As Stumpf’s years in Kijabe passed, more and more references to a particular issue appear in her correspondence and reports—female genital mutilation (FGM). Referred to in those days as “female circumcision,” FGM was a Kikuyu practice and rite of passage for tribal girls. Africa Inland Mission, like other missionary agencies working in East Africa in the early twentieth century, struggled to convince Christian converts to abandon this traditional rite that left young girls permanently and painfully disabled, making childbirth dangerous and even fatal for Kikuyu women.
In a 1926 letter to the Home Secretary, Henry Campbell, Hulda Stumpf voiced her grief over the excommunication of a converted Kikuyu man, Joshua Macai, because he had allowed his daughter to be circumcised. “This circumcision ceremony permitted by the fathers of their daughter seems to be the natural bridge on which the missionary and the native are not able to cross together,” she wrote. “It seems impossible for some of our native Christians to see the harm in allowing this ceremony to be held.” [CN 81, Folder 24-24]. In her book, Beyond the Kikuyu Curtain, AIM medical missionary and a contemporary of Hulda Stumpf’s, Dr. Virginia Blakeslee [see her personnel file in CN 81-41-11] described how Kikuyu girls abandoned their homes for mission stations to avoid unwanted marriages and circumcision rites. As a medical professional, Blakeslee reported, “[T]he physical disabilities that followed the circumcision of Kikuyu girls became so apparent that a stand had to be taken against this custom.”
Ultimately, Stumpf’s dogged opposition to the practice of FGM proved as dangerous to herself as the Kikuyu women she championed. In her book, Blakeslee, who oversaw the Girls’ Home at Kijabe, describes the growing tensions between the Kijabe mission and Kikuyu tribal leaders over the autumn months of 1929. On the morning of January 3, a mission staff worker found Stumpf’s lifeless body in her house, where she lived alone some 130 yards from the Kijabe mission main building. The resulting investigation revealed that a window had been broken during the night, and an intruder had asphyxiated and sexually assaulted the 62-year-old missionary. Originally reported as rape, the medical examination concluded that Stumpf had been the victim of an attempted circumcision. The outcry was instant and far-reaching. Stumpf’s murder was reported in publications like the New York Times and Time magazine, and an investigation was launched by the colonial government in Kenya.

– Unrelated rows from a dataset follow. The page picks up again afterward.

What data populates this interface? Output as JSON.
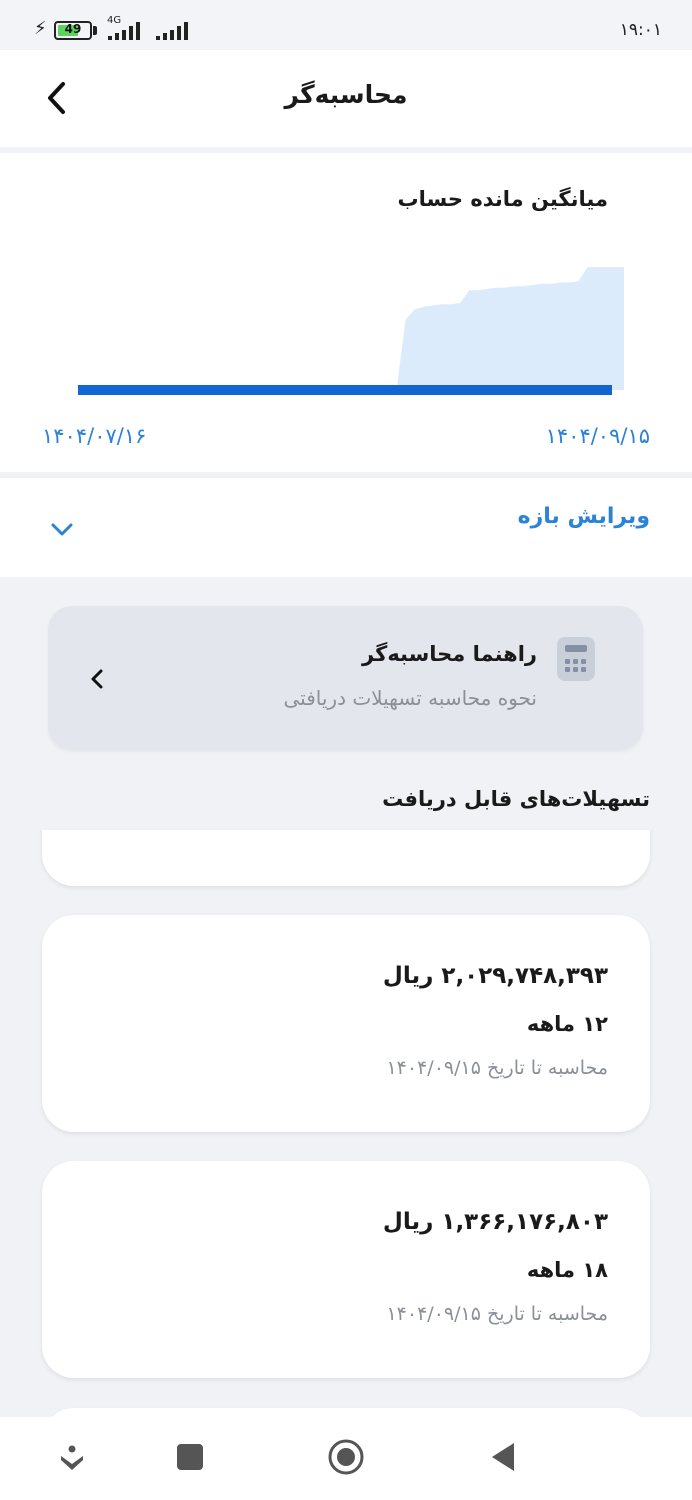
{
  "status_bar": {
    "time": "۱۹:۰۱",
    "battery_level": "49",
    "network": "4G",
    "icons": [
      "charging-icon",
      "battery-icon",
      "signal-icon",
      "signal-icon"
    ]
  },
  "header": {
    "title": "محاسبه‌گر",
    "back_icon": "chevron-left-icon"
  },
  "chart": {
    "title": "میانگین مانده حساب",
    "start_label": "۱۴۰۴/۰۷/۱۶",
    "end_label": "۱۴۰۴/۰۹/۱۵",
    "colors": {
      "area": "#dcebfb",
      "baseline": "#1266d4",
      "labels": "#2b83d8"
    }
  },
  "chart_data": {
    "type": "area",
    "title": "میانگین مانده حساب",
    "x_range": [
      "۱۴۰۴/۰۷/۱۶",
      "۱۴۰۴/۰۹/۱۵"
    ],
    "series": [
      {
        "values": [
          0,
          0,
          0,
          0,
          0,
          0,
          0,
          0,
          0,
          0,
          0,
          0,
          0,
          0,
          0,
          0,
          0,
          0,
          0,
          0,
          0,
          0,
          0,
          0,
          0,
          0,
          0,
          0,
          0,
          0,
          0,
          0,
          0,
          0,
          0,
          0,
          0.55,
          0.63,
          0.65,
          0.66,
          0.67,
          0.67,
          0.68,
          0.78,
          0.78,
          0.79,
          0.8,
          0.8,
          0.81,
          0.81,
          0.82,
          0.83,
          0.83,
          0.84,
          0.84,
          0.85,
          0.96,
          0.96,
          0.96,
          0.96,
          0.96
        ]
      }
    ],
    "ylim": [
      0,
      1
    ],
    "grid": false
  },
  "edit_range": {
    "label": "ویرایش بازه",
    "icon": "chevron-down-icon"
  },
  "guide": {
    "title": "راهنما محاسبه‌گر",
    "subtitle": "نحوه محاسبه تسهیلات دریافتی",
    "icon": "calculator-icon",
    "chevron": "chevron-left-icon"
  },
  "loans": {
    "section_title": "تسهیلات‌های قابل دریافت",
    "items": [
      {
        "amount": "",
        "term": "",
        "date": ""
      },
      {
        "amount": "۲,۰۲۹,۷۴۸,۳۹۳ ریال",
        "term": "۱۲ ماهه",
        "date": "محاسبه تا تاریخ ۱۴۰۴/۰۹/۱۵"
      },
      {
        "amount": "۱,۳۶۶,۱۷۶,۸۰۳ ریال",
        "term": "۱۸ ماهه",
        "date": "محاسبه تا تاریخ ۱۴۰۴/۰۹/۱۵"
      }
    ]
  },
  "nav_bar": {
    "icons": [
      "accessibility-icon",
      "recents-icon",
      "home-icon",
      "back-icon"
    ]
  }
}
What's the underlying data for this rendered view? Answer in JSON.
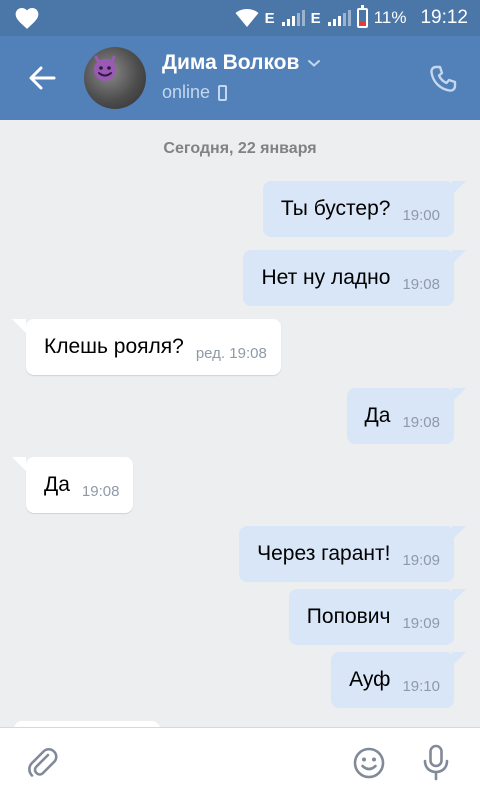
{
  "status_bar": {
    "network_1": "E",
    "network_2": "E",
    "battery": "11%",
    "time": "19:12"
  },
  "header": {
    "contact_name": "Дима Волков",
    "status": "online"
  },
  "chat": {
    "date_separator": "Сегодня, 22 января",
    "messages": [
      {
        "direction": "out",
        "text": "Ты бустер?",
        "meta": "19:00"
      },
      {
        "direction": "out",
        "text": "Нет ну ладно",
        "meta": "19:08"
      },
      {
        "direction": "in",
        "text": "Клешь рояля?",
        "meta": "ред. 19:08"
      },
      {
        "direction": "out",
        "text": "Да",
        "meta": "19:08"
      },
      {
        "direction": "in",
        "text": "Да",
        "meta": "19:08"
      },
      {
        "direction": "out",
        "text": "Через гарант!",
        "meta": "19:09"
      },
      {
        "direction": "out",
        "text": "Попович",
        "meta": "19:09"
      },
      {
        "direction": "out",
        "text": "Ауф",
        "meta": "19:10"
      }
    ]
  },
  "colors": {
    "header_bg": "#5181b8",
    "statusbar_bg": "#4a76a8",
    "chat_bg": "#edeef0",
    "outgoing_bubble": "#d9e6f7",
    "incoming_bubble": "#ffffff",
    "battery_low": "#e53935"
  },
  "icons": {
    "statusbar": [
      "heart-icon",
      "wifi-icon",
      "signal-icon",
      "battery-icon"
    ],
    "header": [
      "back-arrow-icon",
      "chevron-down-icon",
      "mobile-phone-icon",
      "call-icon"
    ],
    "inputbar": [
      "paperclip-icon",
      "smile-icon",
      "microphone-icon"
    ]
  }
}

Hulda Stumpf was buried in in Kenya two days after her murder, but the controversy surrounding her death did not subside for months. Although one suspect, a native man named M’Kamba, was eventually arrested and brought to trial, he was not convicted on account of flimsy circumstantial evidence. No other suspects were ever identified.
Stumpf’s death was officially reported in the February issue of Inland Africa, but the publication omitted any details about the brutality of her murder or the possibility of genital mutilation. Instead, the article focused on her “long life of arduous service in the Congo and in Kenya” and “her sterling worth as a missionary.” In Beyond the Kikuyu Curtain, Blakeslee highlights Stumpf’s strong opposition to the practice of female genital mutilation as the probable motive behind her murder but is likewise silent about the sexual assault against her friend and colleague.
More details about Hulda Stumpf’s life and missionary service in Kijabe, Kenya can be found in her correspondence files in the records of the U.S. Home Council of Africa Inland Mission. The collection also contains the records of the Kijabe Mission Station where Stumpf served from 1907-1930, and the personnel and correspondence files of her friend and missionary colleagues.